BeyondTrust

Security in Context: The BeyondTrust Blog

Welcome to Security in Context

Bringing you news and commentary on solutions and strategies for protecting critical IT infrastructure in the context of your business.

There Go My Files…To the Cloud!

Posted March 1, 2011    Chris Silva

One of the many challenges that every IT administrator faces is ensuring that confidential company information stays within the corporate network.  The network is scanned for vulnerabilities, patches are deployed, perimeter firewalls are in place, and endpoint protection products are installed – all in the battle to maintain a secure infrastructure.

With all these measures in place, you may feel somewhat confident that you are doing everything you can to keep the bad guys out of your network.  But what about the good guys?  How do you keep well intentioned users from endangering confidential company information by taking it outside of the fortress you’ve built up to protect it?

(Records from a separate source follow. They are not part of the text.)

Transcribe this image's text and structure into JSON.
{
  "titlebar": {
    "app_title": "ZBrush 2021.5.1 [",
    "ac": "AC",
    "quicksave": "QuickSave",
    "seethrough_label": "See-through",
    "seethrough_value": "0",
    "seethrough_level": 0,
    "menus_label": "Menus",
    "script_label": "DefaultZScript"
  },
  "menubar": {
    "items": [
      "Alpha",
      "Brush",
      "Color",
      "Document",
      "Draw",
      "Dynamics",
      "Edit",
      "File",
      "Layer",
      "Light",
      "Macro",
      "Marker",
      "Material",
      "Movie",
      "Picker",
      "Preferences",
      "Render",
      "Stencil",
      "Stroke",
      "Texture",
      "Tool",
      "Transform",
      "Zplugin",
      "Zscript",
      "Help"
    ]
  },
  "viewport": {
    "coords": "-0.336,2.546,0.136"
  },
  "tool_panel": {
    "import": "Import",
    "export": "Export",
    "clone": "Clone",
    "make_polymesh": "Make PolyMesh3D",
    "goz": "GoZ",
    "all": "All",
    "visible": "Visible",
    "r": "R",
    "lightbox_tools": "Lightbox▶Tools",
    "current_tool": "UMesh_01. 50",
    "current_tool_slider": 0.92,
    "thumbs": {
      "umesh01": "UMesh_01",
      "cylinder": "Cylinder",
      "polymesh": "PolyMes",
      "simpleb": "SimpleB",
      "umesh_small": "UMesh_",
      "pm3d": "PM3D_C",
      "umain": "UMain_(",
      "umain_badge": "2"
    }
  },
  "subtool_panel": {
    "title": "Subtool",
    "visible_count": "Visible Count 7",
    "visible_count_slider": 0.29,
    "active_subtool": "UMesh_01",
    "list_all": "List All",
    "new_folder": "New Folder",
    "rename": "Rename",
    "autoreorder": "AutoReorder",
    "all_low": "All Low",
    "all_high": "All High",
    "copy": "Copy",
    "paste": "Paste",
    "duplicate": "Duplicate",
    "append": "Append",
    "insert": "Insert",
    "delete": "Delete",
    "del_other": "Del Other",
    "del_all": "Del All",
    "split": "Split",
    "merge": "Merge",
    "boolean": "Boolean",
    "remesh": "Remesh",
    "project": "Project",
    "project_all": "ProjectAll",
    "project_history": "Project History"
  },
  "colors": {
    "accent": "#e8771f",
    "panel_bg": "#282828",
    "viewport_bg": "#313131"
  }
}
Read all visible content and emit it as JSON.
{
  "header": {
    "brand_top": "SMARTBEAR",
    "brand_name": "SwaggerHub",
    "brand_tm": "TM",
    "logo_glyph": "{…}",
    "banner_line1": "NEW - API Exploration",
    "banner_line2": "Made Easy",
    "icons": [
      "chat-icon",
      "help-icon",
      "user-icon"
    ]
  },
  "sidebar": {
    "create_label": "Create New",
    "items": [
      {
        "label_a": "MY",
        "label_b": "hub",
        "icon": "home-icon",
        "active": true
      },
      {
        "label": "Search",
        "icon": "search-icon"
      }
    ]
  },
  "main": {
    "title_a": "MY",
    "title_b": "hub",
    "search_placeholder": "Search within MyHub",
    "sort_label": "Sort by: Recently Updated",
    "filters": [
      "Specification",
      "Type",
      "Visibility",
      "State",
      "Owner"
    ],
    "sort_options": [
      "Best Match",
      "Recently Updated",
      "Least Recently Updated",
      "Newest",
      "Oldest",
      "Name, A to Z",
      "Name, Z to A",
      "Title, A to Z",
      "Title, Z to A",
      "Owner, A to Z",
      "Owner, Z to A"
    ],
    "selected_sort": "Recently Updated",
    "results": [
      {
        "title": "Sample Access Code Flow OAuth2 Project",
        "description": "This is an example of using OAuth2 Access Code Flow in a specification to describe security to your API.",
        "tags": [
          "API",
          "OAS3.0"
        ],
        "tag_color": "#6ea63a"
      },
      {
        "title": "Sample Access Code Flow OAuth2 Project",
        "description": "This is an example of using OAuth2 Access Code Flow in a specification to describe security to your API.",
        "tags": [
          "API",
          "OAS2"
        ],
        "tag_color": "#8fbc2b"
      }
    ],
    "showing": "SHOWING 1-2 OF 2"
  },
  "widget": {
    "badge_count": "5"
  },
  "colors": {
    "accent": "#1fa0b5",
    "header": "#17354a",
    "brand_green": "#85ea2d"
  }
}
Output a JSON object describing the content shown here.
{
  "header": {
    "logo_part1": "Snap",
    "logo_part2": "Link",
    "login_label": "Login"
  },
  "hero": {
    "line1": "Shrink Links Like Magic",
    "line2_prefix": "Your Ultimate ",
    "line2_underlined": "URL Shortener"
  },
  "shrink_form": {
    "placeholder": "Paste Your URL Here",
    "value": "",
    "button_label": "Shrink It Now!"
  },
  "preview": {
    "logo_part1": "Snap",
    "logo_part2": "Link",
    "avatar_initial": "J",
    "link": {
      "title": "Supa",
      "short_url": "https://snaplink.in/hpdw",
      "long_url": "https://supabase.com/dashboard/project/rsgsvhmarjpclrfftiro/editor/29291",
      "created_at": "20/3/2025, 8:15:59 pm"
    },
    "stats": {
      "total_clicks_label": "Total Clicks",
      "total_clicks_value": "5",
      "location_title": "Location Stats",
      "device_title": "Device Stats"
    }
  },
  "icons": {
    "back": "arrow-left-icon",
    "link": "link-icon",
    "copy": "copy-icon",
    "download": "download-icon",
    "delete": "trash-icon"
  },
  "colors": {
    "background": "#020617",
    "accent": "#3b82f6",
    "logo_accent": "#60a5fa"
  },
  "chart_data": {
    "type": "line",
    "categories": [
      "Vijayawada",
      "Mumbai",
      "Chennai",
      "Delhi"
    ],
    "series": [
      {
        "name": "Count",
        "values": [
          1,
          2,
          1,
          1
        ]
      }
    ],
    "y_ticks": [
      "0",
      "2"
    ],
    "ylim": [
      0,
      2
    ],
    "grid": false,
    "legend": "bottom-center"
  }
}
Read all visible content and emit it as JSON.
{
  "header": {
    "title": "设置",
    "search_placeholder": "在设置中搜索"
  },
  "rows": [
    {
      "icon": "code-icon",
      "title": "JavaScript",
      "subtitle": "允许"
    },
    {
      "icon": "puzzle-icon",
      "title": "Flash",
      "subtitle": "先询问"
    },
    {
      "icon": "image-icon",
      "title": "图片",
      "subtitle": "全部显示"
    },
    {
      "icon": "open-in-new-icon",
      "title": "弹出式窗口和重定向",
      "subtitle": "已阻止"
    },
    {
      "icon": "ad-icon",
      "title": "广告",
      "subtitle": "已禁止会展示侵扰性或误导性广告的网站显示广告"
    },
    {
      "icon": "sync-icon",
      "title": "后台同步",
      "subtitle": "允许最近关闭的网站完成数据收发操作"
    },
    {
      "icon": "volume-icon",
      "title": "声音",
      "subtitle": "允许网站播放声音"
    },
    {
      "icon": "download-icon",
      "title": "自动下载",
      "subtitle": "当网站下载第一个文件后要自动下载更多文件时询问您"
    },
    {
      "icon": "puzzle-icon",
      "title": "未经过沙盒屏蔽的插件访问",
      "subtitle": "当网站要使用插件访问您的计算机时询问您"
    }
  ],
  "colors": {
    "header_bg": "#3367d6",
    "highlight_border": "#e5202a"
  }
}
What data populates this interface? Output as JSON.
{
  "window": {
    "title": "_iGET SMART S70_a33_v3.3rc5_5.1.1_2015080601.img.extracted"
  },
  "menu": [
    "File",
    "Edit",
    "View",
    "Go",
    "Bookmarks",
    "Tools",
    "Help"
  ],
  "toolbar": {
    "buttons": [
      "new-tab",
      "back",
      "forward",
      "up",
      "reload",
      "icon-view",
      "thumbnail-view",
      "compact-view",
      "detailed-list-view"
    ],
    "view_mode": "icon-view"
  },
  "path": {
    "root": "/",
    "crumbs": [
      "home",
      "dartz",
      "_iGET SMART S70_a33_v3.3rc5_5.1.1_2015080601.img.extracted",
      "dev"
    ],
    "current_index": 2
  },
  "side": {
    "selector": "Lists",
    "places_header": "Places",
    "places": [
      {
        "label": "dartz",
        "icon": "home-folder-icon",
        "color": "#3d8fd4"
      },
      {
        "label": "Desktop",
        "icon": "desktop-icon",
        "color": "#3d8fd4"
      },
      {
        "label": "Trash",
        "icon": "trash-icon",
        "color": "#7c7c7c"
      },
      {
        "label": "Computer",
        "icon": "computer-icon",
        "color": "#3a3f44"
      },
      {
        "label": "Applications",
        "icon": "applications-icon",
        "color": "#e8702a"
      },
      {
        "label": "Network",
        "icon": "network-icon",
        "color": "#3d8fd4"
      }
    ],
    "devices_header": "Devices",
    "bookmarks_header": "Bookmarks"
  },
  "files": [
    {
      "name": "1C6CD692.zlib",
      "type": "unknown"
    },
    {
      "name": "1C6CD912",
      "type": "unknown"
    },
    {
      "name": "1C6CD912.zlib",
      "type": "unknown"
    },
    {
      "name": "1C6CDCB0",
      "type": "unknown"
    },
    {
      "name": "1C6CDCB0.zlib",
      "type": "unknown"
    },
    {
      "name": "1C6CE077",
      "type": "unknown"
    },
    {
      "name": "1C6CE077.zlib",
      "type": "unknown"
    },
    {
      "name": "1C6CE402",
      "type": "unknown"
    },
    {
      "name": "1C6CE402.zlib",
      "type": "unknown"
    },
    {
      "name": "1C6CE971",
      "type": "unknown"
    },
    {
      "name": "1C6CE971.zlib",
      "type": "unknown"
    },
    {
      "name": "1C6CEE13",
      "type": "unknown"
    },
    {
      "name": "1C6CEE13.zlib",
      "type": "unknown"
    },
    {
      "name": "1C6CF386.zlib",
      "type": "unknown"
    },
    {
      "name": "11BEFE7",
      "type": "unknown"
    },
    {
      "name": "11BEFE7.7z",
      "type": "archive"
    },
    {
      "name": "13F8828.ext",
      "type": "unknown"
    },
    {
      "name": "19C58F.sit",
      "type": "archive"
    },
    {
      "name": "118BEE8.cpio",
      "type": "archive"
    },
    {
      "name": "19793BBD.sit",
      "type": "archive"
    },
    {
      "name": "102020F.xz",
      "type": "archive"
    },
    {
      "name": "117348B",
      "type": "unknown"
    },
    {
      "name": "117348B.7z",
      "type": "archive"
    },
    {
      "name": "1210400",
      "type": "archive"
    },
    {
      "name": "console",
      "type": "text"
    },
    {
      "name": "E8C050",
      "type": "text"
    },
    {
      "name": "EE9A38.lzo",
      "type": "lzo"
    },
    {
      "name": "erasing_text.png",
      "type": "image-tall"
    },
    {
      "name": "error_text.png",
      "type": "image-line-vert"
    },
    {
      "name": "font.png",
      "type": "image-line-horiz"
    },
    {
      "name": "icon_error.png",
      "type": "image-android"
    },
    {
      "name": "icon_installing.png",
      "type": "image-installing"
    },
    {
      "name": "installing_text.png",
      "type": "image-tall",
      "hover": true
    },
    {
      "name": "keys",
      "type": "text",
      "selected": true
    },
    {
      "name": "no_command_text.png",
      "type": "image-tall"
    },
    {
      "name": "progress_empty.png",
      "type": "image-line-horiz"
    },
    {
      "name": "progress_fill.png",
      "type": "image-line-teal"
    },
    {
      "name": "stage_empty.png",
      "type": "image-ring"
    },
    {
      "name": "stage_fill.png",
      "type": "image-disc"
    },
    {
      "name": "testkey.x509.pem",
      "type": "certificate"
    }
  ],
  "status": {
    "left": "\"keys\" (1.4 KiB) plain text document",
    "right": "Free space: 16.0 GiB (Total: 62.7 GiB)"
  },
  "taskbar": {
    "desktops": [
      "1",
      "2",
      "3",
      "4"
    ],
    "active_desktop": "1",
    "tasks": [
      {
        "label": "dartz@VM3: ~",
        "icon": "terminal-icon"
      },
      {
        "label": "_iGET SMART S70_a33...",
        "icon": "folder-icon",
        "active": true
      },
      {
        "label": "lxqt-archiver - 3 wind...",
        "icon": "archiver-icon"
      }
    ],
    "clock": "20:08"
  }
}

For starters, many organizations disable the use of external storage (USB thumb drives, for instance).  This is for two main reasons, to keep unwanted files out, and to keep confidential files in.  Nobody wants the corporate salary spreadsheets or critical customer list left on a thumb drive within a coffee shop.  Some organizations also limit access to end users by removing administrative rights from their local accounts.  This is something we have recommended often in the past, but in talking to customers, many have yet to implement this change or have done so in limited fashion.  It seems everyone has exceptions, whether it is for the CEO, the person in accounting who is a “power user”, or the support engineer who needs to install his own software to troubleshoot customer issues.

These days, however, there is a new way of transferring files.  A way far easier than USB thumb drives or emailing yourself documents to personal accounts.  Cloud based file synchronization.  These services have become widely used for two reasons:  they are simple and solve a real problem (keeping files in sync), and they use “the cloud” which everyone wants to utilize – even if that cloud may pose a security risk for your organization.  And there are a lot of these services – Dropbox, Windows Live Drive and Sugarsync to name just a few.

Think of it this way.  Your CMO is working on the launch plans for an as of yet unannounced product.  It is Friday, and he wants to work on it over the weekend.  He simply needs to drop the file into the cloud storage folder on his desktop and poof…the file is whisked to the cloud and automatically synchronized wherever he has the client software installed – his home computer that hasn’t been patched since 2006 and his iPhone that he has left on an airplane (twice).  It took no time at all for a confidential document to go from the secure environment you worked so hard to build, out into an environment that you have no control over.

The same holds true for cloud-based backup services.  No matter how secure their data store may be, the information contained within can be restored to any workstation, including home PCs, as long as you have the account credentials.

When we talk to customers about this, some are aware of this issue, but are unsure how to remediate.  Most of these services operate off HTTPS, so it isn’t as simple as blocking a particular outbound TCP port.  The web service IP addresses for these services can be blocked, but it seems new servers are being brought online daily.

That is why we have added several audits to Retina Network Security Scanner to help you identify workstations that have this category of software installed:

  • 13893 – Mozy Enterprise Detected
  • 13899 – Mozy Home Detected
  • 13900 – Mozy Professional Detected
  • 13905 – Dropbox Detected
  • 13906 – Evernote Detected
  • 13907 – Soonr Detected
  • 13908 – Storegate Detected
  • 13909 – Syncplicity Detected
  • 13910 – Carbonite Detected
  • 13911 – SugarSync Detected
  • 13912 – OpenDrive Detected
  • 13915 – Windows Live Essentials Detected

You can utilize these audits to pinpoint workstations that may be synchronizing data to the cloud against company policy.  If you would like to see if your files are going to the cloud, please sign up for our FREE Retina Community edition or contact an eEye sales person at sales@eeye.com.

Tags:
, ,

Leave a Reply

Additional articles

Dark Reading

2014: The Year of Privilege Vulnerabilities

Posted December 18, 2014    Chris Burd

Of the 30 critical-rated Microsoft Security Bulletins this year, 24 involved vulnerabilities where the age-old best practice of “least privilege” could limit the impact of malware and raise the bar of difficulty for attackers.

Tags:
, , , , ,
dave-shackleford-headshot

Looking back on information security in 2014

Posted December 16, 2014    Dave Shackleford

Dave Shackleford is a SANS Instructor and founder of Voodoo Security. Join Dave for a closer look at the year in security, and learn what you can do to prepare for 2015, with this upcoming webinar. 2014 has been one heck of an insane year for information security professionals. To start with, we’ve been forced…

Tags:
, ,
patch-tuesday

December 2014 Patch Tuesday

Posted December 9, 2014    BeyondTrust Research Team

This month marks the final Patch Tuesday of 2014. Most of what is being patched this month includes Internet Explorer, Exchange, Office, etc… and continues a trend of the greatest hits collection of commonly attacked Microsoft software. Probably the one thing that broke the mold this month is that for once there is not some…

Tags:
,